Weak from hunger and exhaustion, members of the Willie company started from the base of Rocky Ridge early on the morning of October 23. William and Jane James, along with their children, started a little bit later because William and his oldest son, 14-year-old Reuben, helped bury two people who had died the previous day. Soon after the burial service, daughter Sarah James, age 19, led five younger siblings ahead to catch up with the rest of the company. They pulled the family’s lighter handcart.
When the burial work was finished, William, Jane, and Reuben set out, with Jane and Reuben pulling the family’s heavier cart. As William tried to follow, he collapsed in the snow. For the previous several weeks, he had been in declining health.
With Jane’s help, he tried to raise himself up but couldn’t do it. William assured Jane that he just needed to rest and asked her to go ahead and catch up with their children, so she left Reuben with his father and continued forward.

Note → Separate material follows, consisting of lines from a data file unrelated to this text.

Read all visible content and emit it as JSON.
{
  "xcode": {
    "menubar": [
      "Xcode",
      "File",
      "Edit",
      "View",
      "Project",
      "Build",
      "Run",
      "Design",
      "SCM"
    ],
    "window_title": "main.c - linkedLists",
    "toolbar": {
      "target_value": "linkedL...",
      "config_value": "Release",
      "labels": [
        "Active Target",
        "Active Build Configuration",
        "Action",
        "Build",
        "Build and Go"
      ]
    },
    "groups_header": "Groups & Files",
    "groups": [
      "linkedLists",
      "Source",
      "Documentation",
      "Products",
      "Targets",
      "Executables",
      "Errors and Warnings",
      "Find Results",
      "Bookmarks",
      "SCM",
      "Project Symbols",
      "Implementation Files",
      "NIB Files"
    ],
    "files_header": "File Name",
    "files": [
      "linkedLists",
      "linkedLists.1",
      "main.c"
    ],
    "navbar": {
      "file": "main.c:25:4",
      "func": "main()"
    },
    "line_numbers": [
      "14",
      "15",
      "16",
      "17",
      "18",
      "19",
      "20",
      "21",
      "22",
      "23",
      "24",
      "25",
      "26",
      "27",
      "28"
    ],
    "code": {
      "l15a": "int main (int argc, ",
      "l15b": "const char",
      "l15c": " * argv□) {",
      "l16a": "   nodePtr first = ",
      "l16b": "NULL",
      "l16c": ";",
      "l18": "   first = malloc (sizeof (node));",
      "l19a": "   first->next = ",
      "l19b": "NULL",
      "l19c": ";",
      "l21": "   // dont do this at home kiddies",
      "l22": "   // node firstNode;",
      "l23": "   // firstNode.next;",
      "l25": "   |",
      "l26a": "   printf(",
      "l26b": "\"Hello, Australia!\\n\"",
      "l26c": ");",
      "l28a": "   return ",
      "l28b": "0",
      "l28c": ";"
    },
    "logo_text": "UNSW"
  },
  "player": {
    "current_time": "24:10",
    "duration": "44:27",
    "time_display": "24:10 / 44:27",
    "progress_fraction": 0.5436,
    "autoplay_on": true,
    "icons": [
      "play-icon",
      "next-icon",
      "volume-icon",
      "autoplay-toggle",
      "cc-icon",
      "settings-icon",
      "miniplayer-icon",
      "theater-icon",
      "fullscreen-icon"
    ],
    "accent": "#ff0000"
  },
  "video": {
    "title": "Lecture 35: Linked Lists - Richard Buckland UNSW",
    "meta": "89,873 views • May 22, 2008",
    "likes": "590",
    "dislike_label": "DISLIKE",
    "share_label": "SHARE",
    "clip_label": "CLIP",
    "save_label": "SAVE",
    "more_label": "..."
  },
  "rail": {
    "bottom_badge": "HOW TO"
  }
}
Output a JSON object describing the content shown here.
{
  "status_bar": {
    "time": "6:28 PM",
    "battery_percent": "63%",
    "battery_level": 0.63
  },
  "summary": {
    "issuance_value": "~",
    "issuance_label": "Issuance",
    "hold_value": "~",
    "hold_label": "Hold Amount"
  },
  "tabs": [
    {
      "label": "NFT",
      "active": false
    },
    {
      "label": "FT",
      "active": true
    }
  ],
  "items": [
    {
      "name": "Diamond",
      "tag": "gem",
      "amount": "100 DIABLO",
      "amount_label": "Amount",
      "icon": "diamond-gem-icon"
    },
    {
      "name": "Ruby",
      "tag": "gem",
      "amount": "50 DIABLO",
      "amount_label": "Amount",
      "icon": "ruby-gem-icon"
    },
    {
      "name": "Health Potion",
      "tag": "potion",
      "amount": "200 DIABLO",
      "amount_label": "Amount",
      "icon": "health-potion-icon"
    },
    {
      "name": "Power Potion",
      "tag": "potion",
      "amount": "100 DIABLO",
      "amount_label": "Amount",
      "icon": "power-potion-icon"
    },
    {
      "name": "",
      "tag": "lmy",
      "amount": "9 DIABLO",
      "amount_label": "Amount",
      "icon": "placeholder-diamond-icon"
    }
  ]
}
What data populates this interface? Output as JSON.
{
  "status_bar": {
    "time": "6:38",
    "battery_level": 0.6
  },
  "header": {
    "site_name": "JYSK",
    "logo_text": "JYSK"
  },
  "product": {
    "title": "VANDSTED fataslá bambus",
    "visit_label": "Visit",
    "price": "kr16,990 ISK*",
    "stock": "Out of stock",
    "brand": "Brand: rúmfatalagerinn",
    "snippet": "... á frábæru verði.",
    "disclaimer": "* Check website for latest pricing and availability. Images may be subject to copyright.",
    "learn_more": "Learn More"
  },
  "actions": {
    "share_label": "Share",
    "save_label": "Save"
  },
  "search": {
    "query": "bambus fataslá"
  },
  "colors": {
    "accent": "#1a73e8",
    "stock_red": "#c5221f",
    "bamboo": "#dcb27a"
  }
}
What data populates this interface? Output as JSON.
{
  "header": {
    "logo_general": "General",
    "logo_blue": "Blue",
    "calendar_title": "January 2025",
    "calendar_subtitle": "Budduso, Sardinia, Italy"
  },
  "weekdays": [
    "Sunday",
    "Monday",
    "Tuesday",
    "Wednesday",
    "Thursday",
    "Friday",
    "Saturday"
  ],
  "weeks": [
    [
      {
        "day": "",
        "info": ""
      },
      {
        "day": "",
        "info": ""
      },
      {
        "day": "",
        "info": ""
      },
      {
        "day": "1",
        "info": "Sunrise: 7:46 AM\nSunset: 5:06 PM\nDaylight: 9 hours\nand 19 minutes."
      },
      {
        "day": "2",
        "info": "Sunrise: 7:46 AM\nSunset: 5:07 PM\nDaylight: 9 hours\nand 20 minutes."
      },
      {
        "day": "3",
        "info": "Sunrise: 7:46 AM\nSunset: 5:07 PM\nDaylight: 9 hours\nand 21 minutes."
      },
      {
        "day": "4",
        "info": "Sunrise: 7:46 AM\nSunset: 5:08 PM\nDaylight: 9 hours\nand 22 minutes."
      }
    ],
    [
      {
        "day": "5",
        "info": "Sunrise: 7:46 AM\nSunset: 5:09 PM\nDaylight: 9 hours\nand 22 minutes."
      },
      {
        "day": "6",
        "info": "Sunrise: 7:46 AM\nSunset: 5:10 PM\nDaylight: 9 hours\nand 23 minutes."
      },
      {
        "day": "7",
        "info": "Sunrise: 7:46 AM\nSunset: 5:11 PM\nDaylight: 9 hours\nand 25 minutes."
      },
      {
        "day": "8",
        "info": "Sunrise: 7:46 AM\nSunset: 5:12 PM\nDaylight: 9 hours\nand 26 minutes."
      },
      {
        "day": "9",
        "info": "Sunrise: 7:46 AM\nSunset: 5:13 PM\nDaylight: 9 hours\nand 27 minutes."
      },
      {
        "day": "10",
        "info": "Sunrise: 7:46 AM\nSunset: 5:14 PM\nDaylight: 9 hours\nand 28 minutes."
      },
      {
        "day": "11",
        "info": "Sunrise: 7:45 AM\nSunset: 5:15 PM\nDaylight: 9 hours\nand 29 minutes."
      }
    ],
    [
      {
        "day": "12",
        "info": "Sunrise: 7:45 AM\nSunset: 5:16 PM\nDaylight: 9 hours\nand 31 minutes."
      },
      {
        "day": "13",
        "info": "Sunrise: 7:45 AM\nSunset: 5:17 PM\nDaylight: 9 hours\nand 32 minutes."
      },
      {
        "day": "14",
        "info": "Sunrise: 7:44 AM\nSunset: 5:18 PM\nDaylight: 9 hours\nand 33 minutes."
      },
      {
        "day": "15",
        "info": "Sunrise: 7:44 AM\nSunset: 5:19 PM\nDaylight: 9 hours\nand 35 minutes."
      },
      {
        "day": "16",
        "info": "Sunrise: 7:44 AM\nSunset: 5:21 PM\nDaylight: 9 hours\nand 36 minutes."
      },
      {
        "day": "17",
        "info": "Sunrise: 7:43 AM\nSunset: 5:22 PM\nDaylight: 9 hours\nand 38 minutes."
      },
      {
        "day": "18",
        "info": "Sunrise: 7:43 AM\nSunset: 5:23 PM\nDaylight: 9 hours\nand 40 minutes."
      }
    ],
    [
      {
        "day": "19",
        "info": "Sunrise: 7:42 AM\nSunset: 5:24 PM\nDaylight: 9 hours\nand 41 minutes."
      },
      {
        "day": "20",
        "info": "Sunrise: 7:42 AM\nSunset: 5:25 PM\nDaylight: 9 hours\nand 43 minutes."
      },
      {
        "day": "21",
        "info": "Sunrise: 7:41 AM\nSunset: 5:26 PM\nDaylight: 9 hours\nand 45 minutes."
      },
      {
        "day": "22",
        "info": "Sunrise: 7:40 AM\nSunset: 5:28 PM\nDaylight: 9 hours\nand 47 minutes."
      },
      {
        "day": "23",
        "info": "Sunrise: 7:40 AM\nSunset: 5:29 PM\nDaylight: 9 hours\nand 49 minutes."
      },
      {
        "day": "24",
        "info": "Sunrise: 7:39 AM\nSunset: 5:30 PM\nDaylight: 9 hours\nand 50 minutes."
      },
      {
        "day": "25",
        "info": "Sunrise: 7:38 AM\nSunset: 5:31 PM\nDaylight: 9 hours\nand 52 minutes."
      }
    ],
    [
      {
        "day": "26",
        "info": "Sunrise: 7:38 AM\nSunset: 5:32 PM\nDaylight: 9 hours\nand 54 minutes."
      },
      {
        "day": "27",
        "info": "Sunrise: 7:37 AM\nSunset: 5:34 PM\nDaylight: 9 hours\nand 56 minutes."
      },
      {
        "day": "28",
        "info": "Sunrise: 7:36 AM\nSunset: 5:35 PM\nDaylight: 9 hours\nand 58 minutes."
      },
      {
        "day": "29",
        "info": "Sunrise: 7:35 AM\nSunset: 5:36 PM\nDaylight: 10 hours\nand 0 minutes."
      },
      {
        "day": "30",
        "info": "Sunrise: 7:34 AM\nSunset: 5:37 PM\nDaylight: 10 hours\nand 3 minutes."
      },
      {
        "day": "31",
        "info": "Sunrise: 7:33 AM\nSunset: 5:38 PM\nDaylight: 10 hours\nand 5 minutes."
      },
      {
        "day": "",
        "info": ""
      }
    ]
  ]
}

Eventually, Jane met up with her children on the bank of an icy creek. When Jane and her children reached camp that night, they asked if anyone knew about William and Reuben. No one did. At about midnight, some of the rescuers went back on the trail to help those who lagged behind. “We felt that they would come with the next group,” Sarah wrote. “All night we waited for word.” Mary Ann, a younger sister, remembered. “We watched and listened for their coming, hoping and praying for the best.”